- SUPPLIED RECORDS -
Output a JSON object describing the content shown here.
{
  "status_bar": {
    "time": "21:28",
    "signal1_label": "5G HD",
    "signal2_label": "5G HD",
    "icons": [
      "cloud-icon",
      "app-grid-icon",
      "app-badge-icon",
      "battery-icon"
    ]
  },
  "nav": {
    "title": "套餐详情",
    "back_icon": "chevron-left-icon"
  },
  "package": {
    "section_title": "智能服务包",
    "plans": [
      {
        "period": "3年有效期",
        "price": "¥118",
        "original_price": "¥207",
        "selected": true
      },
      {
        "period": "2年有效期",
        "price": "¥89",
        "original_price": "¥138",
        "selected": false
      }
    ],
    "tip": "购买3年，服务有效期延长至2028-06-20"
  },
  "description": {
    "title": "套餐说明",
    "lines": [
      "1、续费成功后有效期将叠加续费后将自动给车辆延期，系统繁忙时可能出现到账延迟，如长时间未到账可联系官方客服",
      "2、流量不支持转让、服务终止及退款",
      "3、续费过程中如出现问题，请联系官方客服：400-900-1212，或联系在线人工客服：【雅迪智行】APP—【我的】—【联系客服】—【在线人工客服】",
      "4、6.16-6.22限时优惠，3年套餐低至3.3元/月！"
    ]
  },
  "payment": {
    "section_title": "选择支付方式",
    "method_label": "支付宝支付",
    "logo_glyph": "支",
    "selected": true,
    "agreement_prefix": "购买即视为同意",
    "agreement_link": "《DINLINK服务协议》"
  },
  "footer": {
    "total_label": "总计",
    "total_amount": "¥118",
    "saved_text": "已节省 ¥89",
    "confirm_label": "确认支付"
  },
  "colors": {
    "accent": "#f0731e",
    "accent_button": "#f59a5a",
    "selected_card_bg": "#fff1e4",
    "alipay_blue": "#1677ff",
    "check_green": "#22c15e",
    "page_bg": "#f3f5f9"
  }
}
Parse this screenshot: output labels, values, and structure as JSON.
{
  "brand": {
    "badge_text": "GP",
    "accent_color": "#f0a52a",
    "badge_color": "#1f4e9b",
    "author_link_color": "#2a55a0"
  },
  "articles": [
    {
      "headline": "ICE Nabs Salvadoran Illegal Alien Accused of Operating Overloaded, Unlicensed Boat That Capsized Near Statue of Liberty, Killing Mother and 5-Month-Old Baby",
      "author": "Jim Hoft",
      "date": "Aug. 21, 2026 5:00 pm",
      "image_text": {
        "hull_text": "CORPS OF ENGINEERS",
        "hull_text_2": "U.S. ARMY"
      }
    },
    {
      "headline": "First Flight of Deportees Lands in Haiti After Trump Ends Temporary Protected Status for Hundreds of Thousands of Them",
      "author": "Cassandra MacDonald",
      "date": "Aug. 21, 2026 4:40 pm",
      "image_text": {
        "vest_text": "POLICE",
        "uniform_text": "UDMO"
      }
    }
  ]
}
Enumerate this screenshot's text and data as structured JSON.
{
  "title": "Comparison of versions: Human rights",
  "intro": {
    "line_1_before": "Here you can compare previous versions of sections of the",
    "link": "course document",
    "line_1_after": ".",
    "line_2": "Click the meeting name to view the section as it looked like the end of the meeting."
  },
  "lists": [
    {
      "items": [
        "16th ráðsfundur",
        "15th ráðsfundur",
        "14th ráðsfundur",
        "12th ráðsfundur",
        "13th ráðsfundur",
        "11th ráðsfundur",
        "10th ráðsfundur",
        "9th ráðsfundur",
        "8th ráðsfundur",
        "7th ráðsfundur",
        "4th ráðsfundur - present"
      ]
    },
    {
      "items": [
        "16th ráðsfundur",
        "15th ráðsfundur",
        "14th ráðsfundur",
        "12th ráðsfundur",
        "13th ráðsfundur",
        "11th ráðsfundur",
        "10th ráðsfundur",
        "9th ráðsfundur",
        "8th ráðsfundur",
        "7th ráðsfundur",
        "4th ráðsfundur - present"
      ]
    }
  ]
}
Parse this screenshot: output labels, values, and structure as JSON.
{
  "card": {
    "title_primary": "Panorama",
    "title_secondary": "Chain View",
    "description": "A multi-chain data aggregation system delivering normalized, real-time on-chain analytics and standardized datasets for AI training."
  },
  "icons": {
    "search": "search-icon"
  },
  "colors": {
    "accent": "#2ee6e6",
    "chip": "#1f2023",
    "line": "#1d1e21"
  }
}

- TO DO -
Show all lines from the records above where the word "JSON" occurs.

- ANSWER SPACE -
Output a JSON object describing the content shown here.
Parse this screenshot: output labels, values, and structure as JSON.
Enumerate this screenshot's text and data as structured JSON.
Parse this screenshot: output labels, values, and structure as JSON.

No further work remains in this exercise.